## SOURCE RECORDS
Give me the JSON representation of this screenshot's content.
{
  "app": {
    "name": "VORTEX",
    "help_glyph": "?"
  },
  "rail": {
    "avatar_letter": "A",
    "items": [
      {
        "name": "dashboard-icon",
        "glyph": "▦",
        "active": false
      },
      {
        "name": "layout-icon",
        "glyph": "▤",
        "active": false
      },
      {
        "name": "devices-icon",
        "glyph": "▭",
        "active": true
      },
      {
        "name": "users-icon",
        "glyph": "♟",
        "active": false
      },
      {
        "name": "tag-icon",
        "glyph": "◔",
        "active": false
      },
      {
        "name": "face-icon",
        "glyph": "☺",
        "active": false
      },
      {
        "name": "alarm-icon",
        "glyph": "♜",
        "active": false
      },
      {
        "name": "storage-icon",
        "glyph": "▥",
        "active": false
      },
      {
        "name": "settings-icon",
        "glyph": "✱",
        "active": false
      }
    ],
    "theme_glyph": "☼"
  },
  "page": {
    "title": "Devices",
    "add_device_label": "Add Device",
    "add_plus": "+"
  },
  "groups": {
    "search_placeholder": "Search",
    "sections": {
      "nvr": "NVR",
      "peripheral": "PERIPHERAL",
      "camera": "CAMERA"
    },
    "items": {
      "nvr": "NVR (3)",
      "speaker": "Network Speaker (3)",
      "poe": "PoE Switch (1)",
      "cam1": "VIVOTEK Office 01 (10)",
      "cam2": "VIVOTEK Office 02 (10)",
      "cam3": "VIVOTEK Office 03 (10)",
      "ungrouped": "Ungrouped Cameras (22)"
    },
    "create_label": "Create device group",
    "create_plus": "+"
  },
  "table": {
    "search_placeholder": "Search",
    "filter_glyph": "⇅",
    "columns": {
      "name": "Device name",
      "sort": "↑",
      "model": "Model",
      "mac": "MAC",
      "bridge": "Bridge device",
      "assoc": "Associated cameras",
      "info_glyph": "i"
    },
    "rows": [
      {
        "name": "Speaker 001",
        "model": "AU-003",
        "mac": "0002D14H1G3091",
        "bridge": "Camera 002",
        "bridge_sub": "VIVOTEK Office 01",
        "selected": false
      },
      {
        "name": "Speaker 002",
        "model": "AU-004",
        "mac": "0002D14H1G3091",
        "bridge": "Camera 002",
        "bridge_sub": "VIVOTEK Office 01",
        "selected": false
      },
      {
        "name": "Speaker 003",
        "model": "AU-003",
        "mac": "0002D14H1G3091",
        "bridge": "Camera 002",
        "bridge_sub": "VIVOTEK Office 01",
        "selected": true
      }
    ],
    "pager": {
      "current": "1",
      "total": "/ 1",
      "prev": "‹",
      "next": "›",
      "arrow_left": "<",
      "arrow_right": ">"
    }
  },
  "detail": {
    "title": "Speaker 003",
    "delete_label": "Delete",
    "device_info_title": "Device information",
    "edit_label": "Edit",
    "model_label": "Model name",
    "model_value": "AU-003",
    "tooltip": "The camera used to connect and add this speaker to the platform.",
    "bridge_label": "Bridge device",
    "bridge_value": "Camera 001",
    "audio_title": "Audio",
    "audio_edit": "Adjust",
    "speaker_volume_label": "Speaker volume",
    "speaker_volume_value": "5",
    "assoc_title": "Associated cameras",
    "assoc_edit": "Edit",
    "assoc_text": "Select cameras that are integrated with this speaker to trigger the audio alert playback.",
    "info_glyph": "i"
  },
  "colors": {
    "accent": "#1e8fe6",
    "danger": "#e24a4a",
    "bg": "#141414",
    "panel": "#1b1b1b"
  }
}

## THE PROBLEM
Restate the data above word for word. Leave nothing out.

## ANSWER SECTION
Give me the JSON representation of this screenshot's content.
{
  "app": {
    "name": "VORTEX",
    "help_glyph": "?"
  },
  "rail": {
    "avatar_letter": "A",
    "items": [
      {
        "name": "dashboard-icon",
        "glyph": "▦",
        "active": false
      },
      {
        "name": "layout-icon",
        "glyph": "▤",
        "active": false
      },
      {
        "name": "devices-icon",
        "glyph": "▭",
        "active": true
      },
      {
        "name": "users-icon",
        "glyph": "♟",
        "active": false
      },
      {
        "name": "tag-icon",
        "glyph": "◔",
        "active": false
      },
      {
        "name": "face-icon",
        "glyph": "☺",
        "active": false
      },
      {
        "name": "alarm-icon",
        "glyph": "♜",
        "active": false
      },
      {
        "name": "storage-icon",
        "glyph": "▥",
        "active": false
      },
      {
        "name": "settings-icon",
        "glyph": "✱",
        "active": false
      }
    ],
    "theme_glyph": "☼"
  },
  "page": {
    "title": "Devices",
    "add_device_label": "Add Device",
    "add_plus": "+"
  },
  "groups": {
    "search_placeholder": "Search",
    "sections": {
      "nvr": "NVR",
      "peripheral": "PERIPHERAL",
      "camera": "CAMERA"
    },
    "items": {
      "nvr": "NVR (3)",
      "speaker": "Network Speaker (3)",
      "poe": "PoE Switch (1)",
      "cam1": "VIVOTEK Office 01 (10)",
      "cam2": "VIVOTEK Office 02 (10)",
      "cam3": "VIVOTEK Office 03 (10)",
      "ungrouped": "Ungrouped Cameras (22)"
    },
    "create_label": "Create device group",
    "create_plus": "+"
  },
  "table": {
    "search_placeholder": "Search",
    "filter_glyph": "⇅",
    "columns": {
      "name": "Device name",
      "sort": "↑",
      "model": "Model",
      "mac": "MAC",
      "bridge": "Bridge device",
      "assoc": "Associated cameras",
      "info_glyph": "i"
    },
    "rows": [
      {
        "name": "Speaker 001",
        "model": "AU-003",
        "mac": "0002D14H1G3091",
        "bridge": "Camera 002",
        "bridge_sub": "VIVOTEK Office 01",
        "selected": false
      },
      {
        "name": "Speaker 002",
        "model": "AU-004",
        "mac": "0002D14H1G3091",
        "bridge": "Camera 002",
        "bridge_sub": "VIVOTEK Office 01",
        "selected": false
      },
      {
        "name": "Speaker 003",
        "model": "AU-003",
        "mac": "0002D14H1G3091",
        "bridge": "Camera 002",
        "bridge_sub": "VIVOTEK Office 01",
        "selected": true
      }
    ],
    "pager": {
      "current": "1",
      "total": "/ 1",
      "prev": "‹",
      "next": "›",
      "arrow_left": "<",
      "arrow_right": ">"
    }
  },
  "detail": {
    "title": "Speaker 003",
    "delete_label": "Delete",
    "device_info_title": "Device information",
    "edit_label": "Edit",
    "model_label": "Model name",
    "model_value": "AU-003",
    "tooltip": "The camera used to connect and add this speaker to the platform.",
    "bridge_label": "Bridge device",
    "bridge_value": "Camera 001",
    "audio_title": "Audio",
    "audio_edit": "Adjust",
    "speaker_volume_label": "Speaker volume",
    "speaker_volume_value": "5",
    "assoc_title": "Associated cameras",
    "assoc_edit": "Edit",
    "assoc_text": "Select cameras that are integrated with this speaker to trigger the audio alert playback.",
    "info_glyph": "i"
  },
  "colors": {
    "accent": "#1e8fe6",
    "danger": "#e24a4a",
    "bg": "#141414",
    "panel": "#1b1b1b"
  }
}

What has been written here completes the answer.